The only exception NTSB would allow for dialing and driving would be in emergencies.
"It is past time to face the facts that no one can drive safely when driving is not their focus," said NTSB Chairman Deborah A.P. Hersman. "It's time to curb the carnage on our roads from distraction-related accidents."
The NTSB doesn't have the power to create new safety rules on its own, and federal law leaves it up to states to enact any new laws against driver behavior. But NTSB recommendations often lead to tougher safety rules, and the federal government can arm-twist states into putting new laws into place, such as raising the legal drinking age to 21. Commercial vehicle drivers, who fall under federal law, are already banned from texting while driving.
The National Highway Traffic Safety Administration said last week that distractions of all kinds — from cellphones to events outside vehicles — were linked to the deaths of 3,092 people from vehicle crashes in 2010. Overall, deaths in traffic accidents fell to 32,885, the lowest since 1949, and when adjusted for how many miles Americans drive, hit their lowest rate ever recorded.
So far, the U.S. Department of Transportation has fought distraction from handheld devices, with 35 states banning their use by drivers.
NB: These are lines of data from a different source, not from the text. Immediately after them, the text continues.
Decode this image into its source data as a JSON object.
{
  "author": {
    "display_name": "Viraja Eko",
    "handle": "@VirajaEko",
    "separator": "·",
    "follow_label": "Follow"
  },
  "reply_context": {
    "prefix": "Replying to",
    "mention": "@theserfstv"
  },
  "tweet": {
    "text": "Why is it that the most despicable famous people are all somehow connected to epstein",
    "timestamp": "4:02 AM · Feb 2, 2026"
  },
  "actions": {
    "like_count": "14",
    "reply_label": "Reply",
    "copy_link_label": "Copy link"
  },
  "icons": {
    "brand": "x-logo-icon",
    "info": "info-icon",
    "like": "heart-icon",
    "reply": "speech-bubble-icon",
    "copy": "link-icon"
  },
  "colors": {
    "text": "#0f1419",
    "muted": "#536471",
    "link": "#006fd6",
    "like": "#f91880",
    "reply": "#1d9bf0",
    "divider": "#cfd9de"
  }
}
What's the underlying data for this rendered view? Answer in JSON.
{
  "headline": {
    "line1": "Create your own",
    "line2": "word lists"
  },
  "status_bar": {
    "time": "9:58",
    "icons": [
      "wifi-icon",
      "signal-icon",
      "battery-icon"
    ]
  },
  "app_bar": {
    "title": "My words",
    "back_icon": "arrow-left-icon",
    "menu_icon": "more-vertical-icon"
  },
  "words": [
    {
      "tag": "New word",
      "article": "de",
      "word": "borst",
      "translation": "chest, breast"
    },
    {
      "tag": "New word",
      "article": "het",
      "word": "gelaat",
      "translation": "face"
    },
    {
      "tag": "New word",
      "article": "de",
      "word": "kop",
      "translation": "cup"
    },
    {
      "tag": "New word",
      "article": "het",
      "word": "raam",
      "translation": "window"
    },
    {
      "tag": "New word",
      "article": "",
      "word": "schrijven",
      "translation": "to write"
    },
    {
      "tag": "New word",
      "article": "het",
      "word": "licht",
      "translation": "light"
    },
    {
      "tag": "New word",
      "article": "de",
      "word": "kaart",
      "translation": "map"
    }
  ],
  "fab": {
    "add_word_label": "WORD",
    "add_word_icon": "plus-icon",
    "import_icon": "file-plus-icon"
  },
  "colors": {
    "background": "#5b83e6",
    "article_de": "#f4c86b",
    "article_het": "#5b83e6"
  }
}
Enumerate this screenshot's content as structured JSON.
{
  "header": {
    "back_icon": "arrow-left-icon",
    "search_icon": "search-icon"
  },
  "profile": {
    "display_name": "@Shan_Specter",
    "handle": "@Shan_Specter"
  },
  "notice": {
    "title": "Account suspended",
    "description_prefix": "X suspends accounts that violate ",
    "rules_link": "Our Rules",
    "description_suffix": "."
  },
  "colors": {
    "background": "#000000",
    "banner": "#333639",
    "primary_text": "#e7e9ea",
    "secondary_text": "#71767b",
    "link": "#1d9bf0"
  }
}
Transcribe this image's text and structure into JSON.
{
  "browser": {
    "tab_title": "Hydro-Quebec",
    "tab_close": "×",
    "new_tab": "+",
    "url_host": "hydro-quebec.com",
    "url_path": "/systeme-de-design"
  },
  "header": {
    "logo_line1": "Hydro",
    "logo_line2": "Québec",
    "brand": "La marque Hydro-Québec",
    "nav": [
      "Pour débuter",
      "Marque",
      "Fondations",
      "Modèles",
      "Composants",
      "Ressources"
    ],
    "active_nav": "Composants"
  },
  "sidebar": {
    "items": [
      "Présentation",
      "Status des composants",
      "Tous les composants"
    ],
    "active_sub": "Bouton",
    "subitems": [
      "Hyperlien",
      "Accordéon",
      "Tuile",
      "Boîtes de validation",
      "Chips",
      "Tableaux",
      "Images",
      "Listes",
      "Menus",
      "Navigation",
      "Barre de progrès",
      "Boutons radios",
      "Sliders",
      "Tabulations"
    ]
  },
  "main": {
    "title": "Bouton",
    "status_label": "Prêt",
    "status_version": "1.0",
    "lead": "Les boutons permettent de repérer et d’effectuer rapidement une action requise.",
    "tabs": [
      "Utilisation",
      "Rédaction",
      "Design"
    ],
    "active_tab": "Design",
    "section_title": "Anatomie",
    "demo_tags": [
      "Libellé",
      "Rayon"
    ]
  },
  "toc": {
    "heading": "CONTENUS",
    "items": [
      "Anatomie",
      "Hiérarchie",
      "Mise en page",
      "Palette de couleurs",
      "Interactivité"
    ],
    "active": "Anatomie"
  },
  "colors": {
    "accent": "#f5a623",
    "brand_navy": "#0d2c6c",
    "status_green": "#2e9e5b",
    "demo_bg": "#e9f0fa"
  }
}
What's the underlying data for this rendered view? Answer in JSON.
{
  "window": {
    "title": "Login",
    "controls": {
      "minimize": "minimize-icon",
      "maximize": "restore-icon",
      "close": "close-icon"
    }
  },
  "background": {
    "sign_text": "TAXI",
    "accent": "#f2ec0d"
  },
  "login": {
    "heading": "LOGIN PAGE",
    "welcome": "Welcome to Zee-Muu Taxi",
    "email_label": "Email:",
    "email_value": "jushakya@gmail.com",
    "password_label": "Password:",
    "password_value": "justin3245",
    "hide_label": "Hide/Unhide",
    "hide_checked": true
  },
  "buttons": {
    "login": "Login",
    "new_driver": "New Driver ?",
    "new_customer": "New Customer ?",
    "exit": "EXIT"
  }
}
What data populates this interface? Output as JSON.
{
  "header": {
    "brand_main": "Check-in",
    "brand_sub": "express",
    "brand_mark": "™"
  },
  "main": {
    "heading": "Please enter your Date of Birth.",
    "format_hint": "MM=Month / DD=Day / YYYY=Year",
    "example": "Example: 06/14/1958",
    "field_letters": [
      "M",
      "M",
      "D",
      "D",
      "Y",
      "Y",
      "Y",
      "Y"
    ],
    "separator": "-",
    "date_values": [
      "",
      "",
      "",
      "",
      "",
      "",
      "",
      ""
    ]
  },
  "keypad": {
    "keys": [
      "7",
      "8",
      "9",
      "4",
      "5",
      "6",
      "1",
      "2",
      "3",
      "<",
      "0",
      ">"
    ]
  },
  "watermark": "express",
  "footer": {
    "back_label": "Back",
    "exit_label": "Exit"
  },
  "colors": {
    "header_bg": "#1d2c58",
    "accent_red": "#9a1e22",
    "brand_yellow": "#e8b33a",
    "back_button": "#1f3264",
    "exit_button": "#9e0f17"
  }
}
Last week, U.S. Transportation Secretary Ray LaHood scolded Americans for a litany of bad driving habits, citing new research showing 18% of drivers texting or emailing while driving, with more than half of drivers under 25 doing so. A different survey of drivers on the road estimated 5% were using hand-held devices despite bans, and three-quarters of drivers say they're willing to answer calls.
"All of our evidence suggests that the problem may actually be getting worse," LaHood said.